• [Records for processing]:

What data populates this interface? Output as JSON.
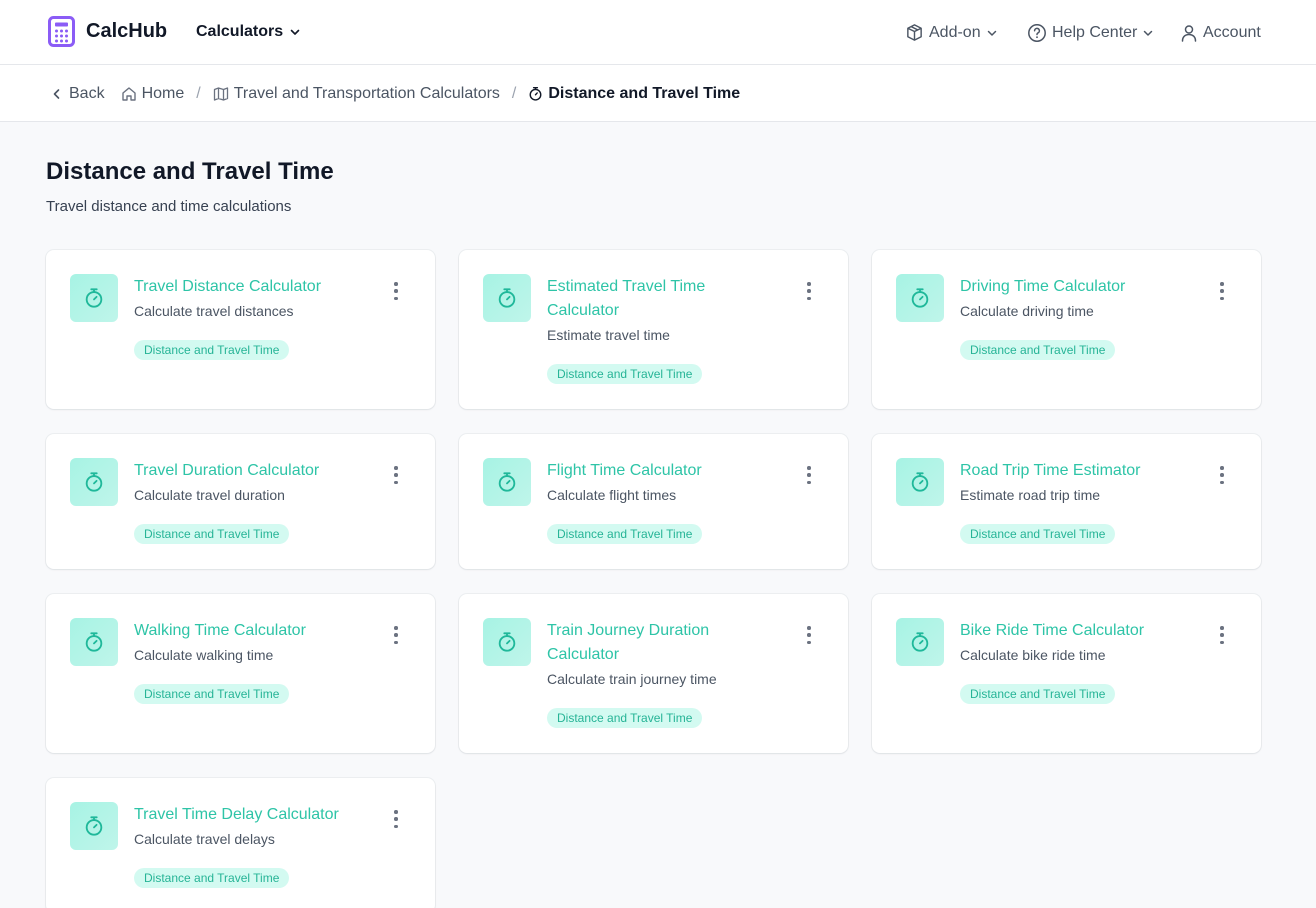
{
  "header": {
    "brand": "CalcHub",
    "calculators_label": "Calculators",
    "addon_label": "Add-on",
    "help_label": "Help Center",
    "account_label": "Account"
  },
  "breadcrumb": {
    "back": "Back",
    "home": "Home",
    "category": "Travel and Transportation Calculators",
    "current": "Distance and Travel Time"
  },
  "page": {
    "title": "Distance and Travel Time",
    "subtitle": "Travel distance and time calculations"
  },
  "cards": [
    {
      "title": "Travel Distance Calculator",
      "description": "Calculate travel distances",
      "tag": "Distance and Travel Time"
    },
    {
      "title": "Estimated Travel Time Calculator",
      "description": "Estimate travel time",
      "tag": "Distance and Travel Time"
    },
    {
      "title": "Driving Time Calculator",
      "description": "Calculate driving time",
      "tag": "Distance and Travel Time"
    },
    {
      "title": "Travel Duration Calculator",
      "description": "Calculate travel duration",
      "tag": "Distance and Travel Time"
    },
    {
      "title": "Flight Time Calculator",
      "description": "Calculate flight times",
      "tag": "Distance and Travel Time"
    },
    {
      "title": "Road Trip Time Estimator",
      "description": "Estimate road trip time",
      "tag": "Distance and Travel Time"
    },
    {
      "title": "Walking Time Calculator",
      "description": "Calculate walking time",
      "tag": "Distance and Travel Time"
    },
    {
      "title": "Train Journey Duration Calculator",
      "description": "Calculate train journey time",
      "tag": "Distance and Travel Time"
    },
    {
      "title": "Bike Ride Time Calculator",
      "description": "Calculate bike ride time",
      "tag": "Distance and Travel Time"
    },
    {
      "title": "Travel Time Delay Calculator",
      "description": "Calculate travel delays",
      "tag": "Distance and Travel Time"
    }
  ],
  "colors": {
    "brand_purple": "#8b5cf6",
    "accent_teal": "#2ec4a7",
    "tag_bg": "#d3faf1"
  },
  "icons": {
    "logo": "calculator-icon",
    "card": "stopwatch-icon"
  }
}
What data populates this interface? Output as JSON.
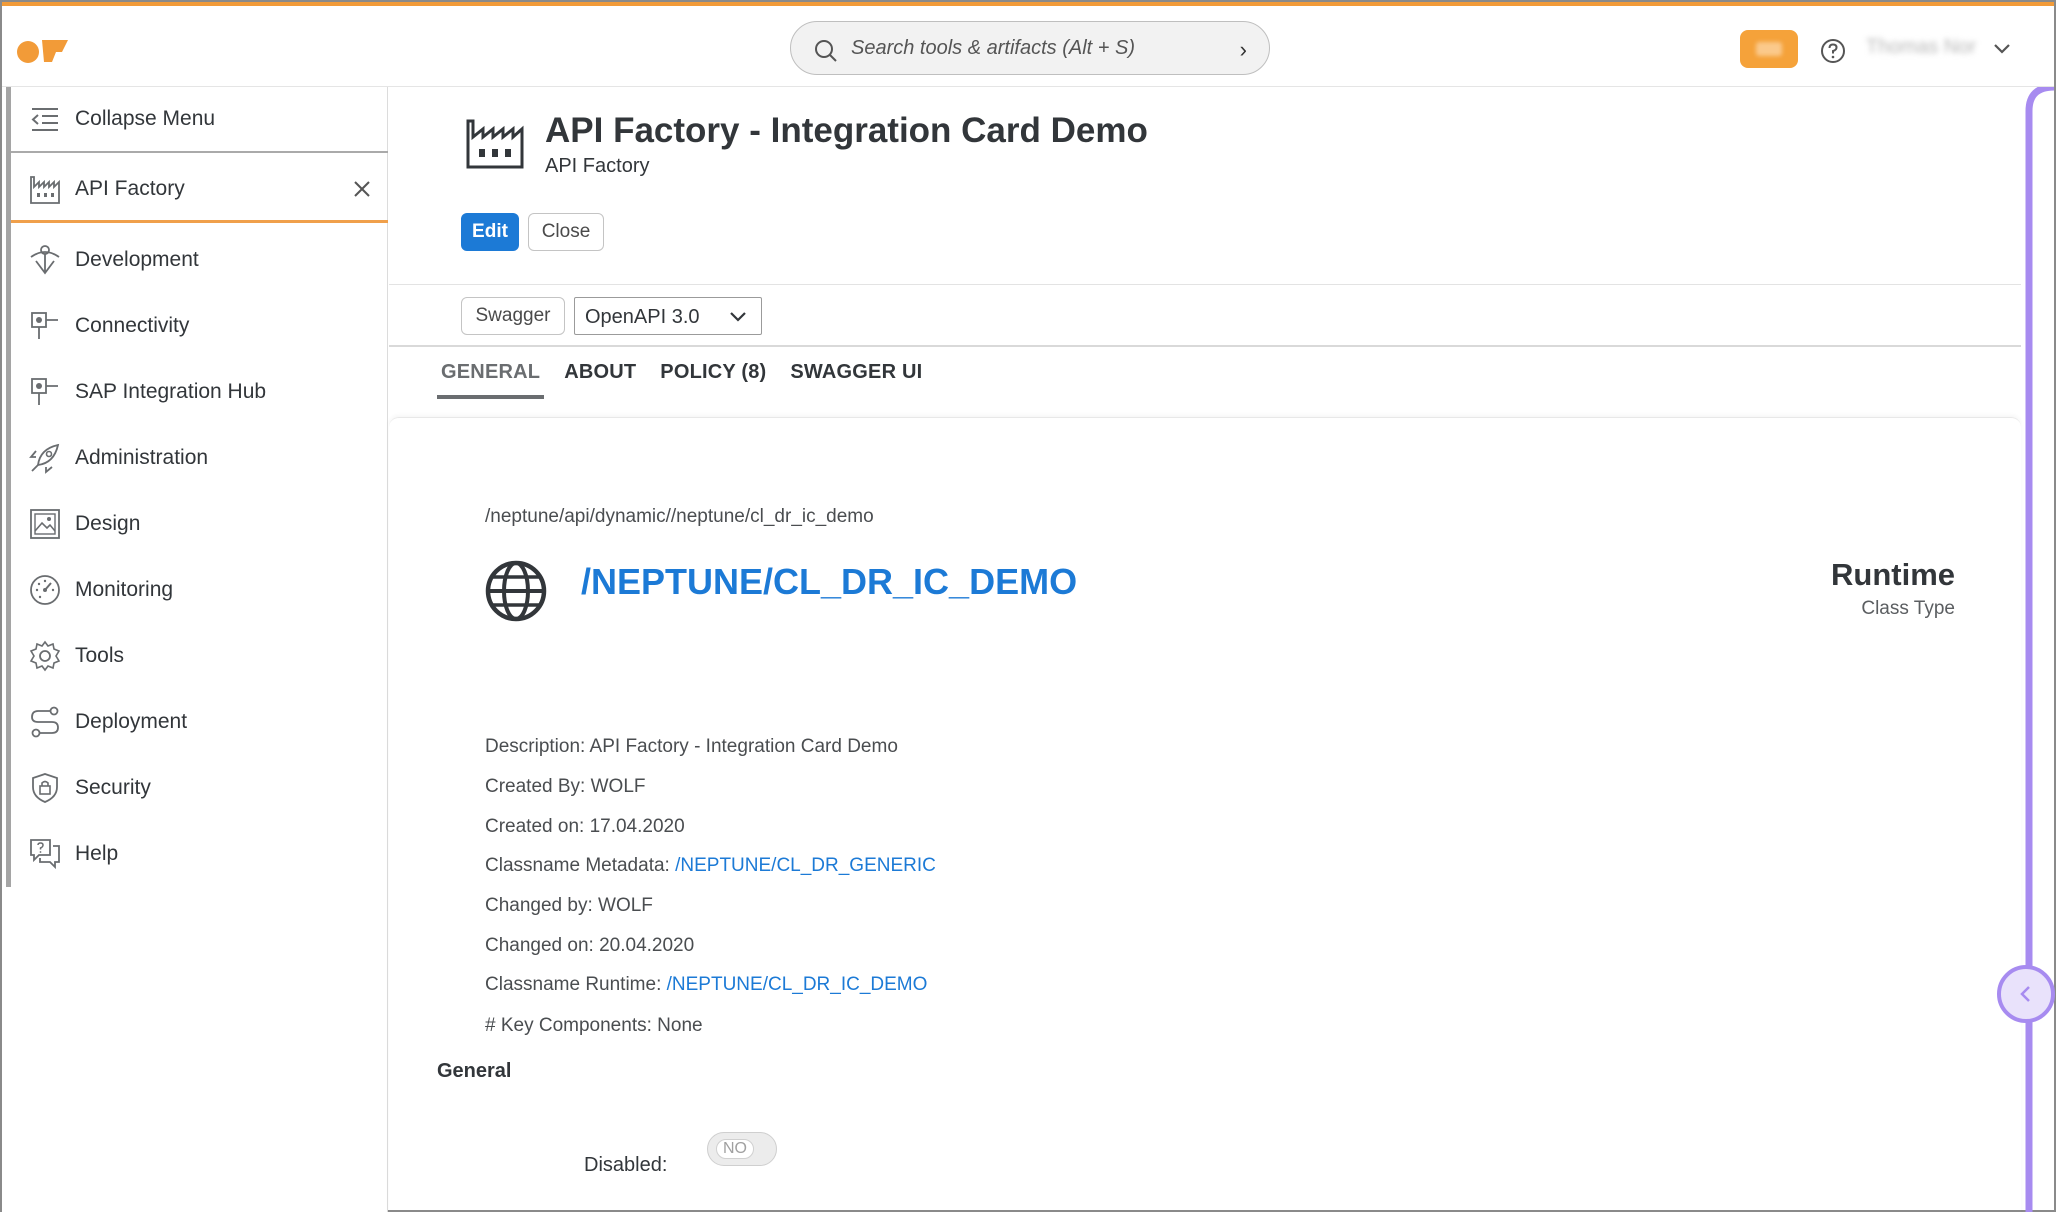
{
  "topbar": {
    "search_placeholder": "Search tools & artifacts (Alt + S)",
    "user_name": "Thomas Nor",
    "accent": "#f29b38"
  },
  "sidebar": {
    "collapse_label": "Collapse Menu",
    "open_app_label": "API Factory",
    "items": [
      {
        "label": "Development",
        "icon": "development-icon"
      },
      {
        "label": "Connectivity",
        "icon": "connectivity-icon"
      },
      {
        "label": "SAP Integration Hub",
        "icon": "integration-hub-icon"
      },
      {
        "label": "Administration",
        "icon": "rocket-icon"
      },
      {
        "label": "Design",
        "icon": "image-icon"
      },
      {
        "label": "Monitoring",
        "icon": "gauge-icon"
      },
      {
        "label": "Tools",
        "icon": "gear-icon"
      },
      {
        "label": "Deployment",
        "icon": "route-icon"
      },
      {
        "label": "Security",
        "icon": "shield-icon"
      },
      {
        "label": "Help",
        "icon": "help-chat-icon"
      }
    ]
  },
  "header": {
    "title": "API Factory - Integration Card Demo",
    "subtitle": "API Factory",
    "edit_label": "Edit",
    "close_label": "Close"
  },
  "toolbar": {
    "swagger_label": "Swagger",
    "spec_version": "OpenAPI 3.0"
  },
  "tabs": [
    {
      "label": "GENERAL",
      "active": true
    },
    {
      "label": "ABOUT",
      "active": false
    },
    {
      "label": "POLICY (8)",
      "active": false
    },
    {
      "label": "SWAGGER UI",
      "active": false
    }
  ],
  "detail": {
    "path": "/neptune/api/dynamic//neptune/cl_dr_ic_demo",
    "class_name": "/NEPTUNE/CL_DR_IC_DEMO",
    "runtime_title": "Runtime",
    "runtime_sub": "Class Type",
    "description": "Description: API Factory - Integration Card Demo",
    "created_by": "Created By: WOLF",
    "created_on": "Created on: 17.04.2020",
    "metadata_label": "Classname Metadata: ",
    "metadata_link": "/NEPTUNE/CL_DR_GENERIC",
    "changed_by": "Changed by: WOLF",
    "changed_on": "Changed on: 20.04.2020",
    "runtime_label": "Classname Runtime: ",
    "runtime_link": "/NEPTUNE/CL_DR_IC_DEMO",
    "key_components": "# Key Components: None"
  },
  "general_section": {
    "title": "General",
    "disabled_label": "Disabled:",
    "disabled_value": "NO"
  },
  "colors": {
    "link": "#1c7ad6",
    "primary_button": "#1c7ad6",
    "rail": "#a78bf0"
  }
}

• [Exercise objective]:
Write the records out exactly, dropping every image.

• [Output]:
What data populates this interface? Output as JSON.
{
  "header": {
    "brand": "CalcHub",
    "calculators_label": "Calculators",
    "addon_label": "Add-on",
    "help_label": "Help Center",
    "account_label": "Account"
  },
  "breadcrumb": {
    "back": "Back",
    "home": "Home",
    "category": "Travel and Transportation Calculators",
    "current": "Distance and Travel Time"
  },
  "page": {
    "title": "Distance and Travel Time",
    "subtitle": "Travel distance and time calculations"
  },
  "cards": [
    {
      "title": "Travel Distance Calculator",
      "description": "Calculate travel distances",
      "tag": "Distance and Travel Time"
    },
    {
      "title": "Estimated Travel Time Calculator",
      "description": "Estimate travel time",
      "tag": "Distance and Travel Time"
    },
    {
      "title": "Driving Time Calculator",
      "description": "Calculate driving time",
      "tag": "Distance and Travel Time"
    },
    {
      "title": "Travel Duration Calculator",
      "description": "Calculate travel duration",
      "tag": "Distance and Travel Time"
    },
    {
      "title": "Flight Time Calculator",
      "description": "Calculate flight times",
      "tag": "Distance and Travel Time"
    },
    {
      "title": "Road Trip Time Estimator",
      "description": "Estimate road trip time",
      "tag": "Distance and Travel Time"
    },
    {
      "title": "Walking Time Calculator",
      "description": "Calculate walking time",
      "tag": "Distance and Travel Time"
    },
    {
      "title": "Train Journey Duration Calculator",
      "description": "Calculate train journey time",
      "tag": "Distance and Travel Time"
    },
    {
      "title": "Bike Ride Time Calculator",
      "description": "Calculate bike ride time",
      "tag": "Distance and Travel Time"
    },
    {
      "title": "Travel Time Delay Calculator",
      "description": "Calculate travel delays",
      "tag": "Distance and Travel Time"
    }
  ],
  "colors": {
    "brand_purple": "#8b5cf6",
    "accent_teal": "#2ec4a7",
    "tag_bg": "#d3faf1"
  },
  "icons": {
    "logo": "calculator-icon",
    "card": "stopwatch-icon"
  }
}
What data populates this interface? Output as JSON.
{
  "topbar": {
    "search_placeholder": "Search tools & artifacts (Alt + S)",
    "user_name": "Thomas Nor",
    "accent": "#f29b38"
  },
  "sidebar": {
    "collapse_label": "Collapse Menu",
    "open_app_label": "API Factory",
    "items": [
      {
        "label": "Development",
        "icon": "development-icon"
      },
      {
        "label": "Connectivity",
        "icon": "connectivity-icon"
      },
      {
        "label": "SAP Integration Hub",
        "icon": "integration-hub-icon"
      },
      {
        "label": "Administration",
        "icon": "rocket-icon"
      },
      {
        "label": "Design",
        "icon": "image-icon"
      },
      {
        "label": "Monitoring",
        "icon": "gauge-icon"
      },
      {
        "label": "Tools",
        "icon": "gear-icon"
      },
      {
        "label": "Deployment",
        "icon": "route-icon"
      },
      {
        "label": "Security",
        "icon": "shield-icon"
      },
      {
        "label": "Help",
        "icon": "help-chat-icon"
      }
    ]
  },
  "header": {
    "title": "API Factory - Integration Card Demo",
    "subtitle": "API Factory",
    "edit_label": "Edit",
    "close_label": "Close"
  },
  "toolbar": {
    "swagger_label": "Swagger",
    "spec_version": "OpenAPI 3.0"
  },
  "tabs": [
    {
      "label": "GENERAL",
      "active": true
    },
    {
      "label": "ABOUT",
      "active": false
    },
    {
      "label": "POLICY (8)",
      "active": false
    },
    {
      "label": "SWAGGER UI",
      "active": false
    }
  ],
  "detail": {
    "path": "/neptune/api/dynamic//neptune/cl_dr_ic_demo",
    "class_name": "/NEPTUNE/CL_DR_IC_DEMO",
    "runtime_title": "Runtime",
    "runtime_sub": "Class Type",
    "description": "Description: API Factory - Integration Card Demo",
    "created_by": "Created By: WOLF",
    "created_on": "Created on: 17.04.2020",
    "metadata_label": "Classname Metadata: ",
    "metadata_link": "/NEPTUNE/CL_DR_GENERIC",
    "changed_by": "Changed by: WOLF",
    "changed_on": "Changed on: 20.04.2020",
    "runtime_label": "Classname Runtime: ",
    "runtime_link": "/NEPTUNE/CL_DR_IC_DEMO",
    "key_components": "# Key Components: None"
  },
  "general_section": {
    "title": "General",
    "disabled_label": "Disabled:",
    "disabled_value": "NO"
  },
  "colors": {
    "link": "#1c7ad6",
    "primary_button": "#1c7ad6",
    "rail": "#a78bf0"
  }
}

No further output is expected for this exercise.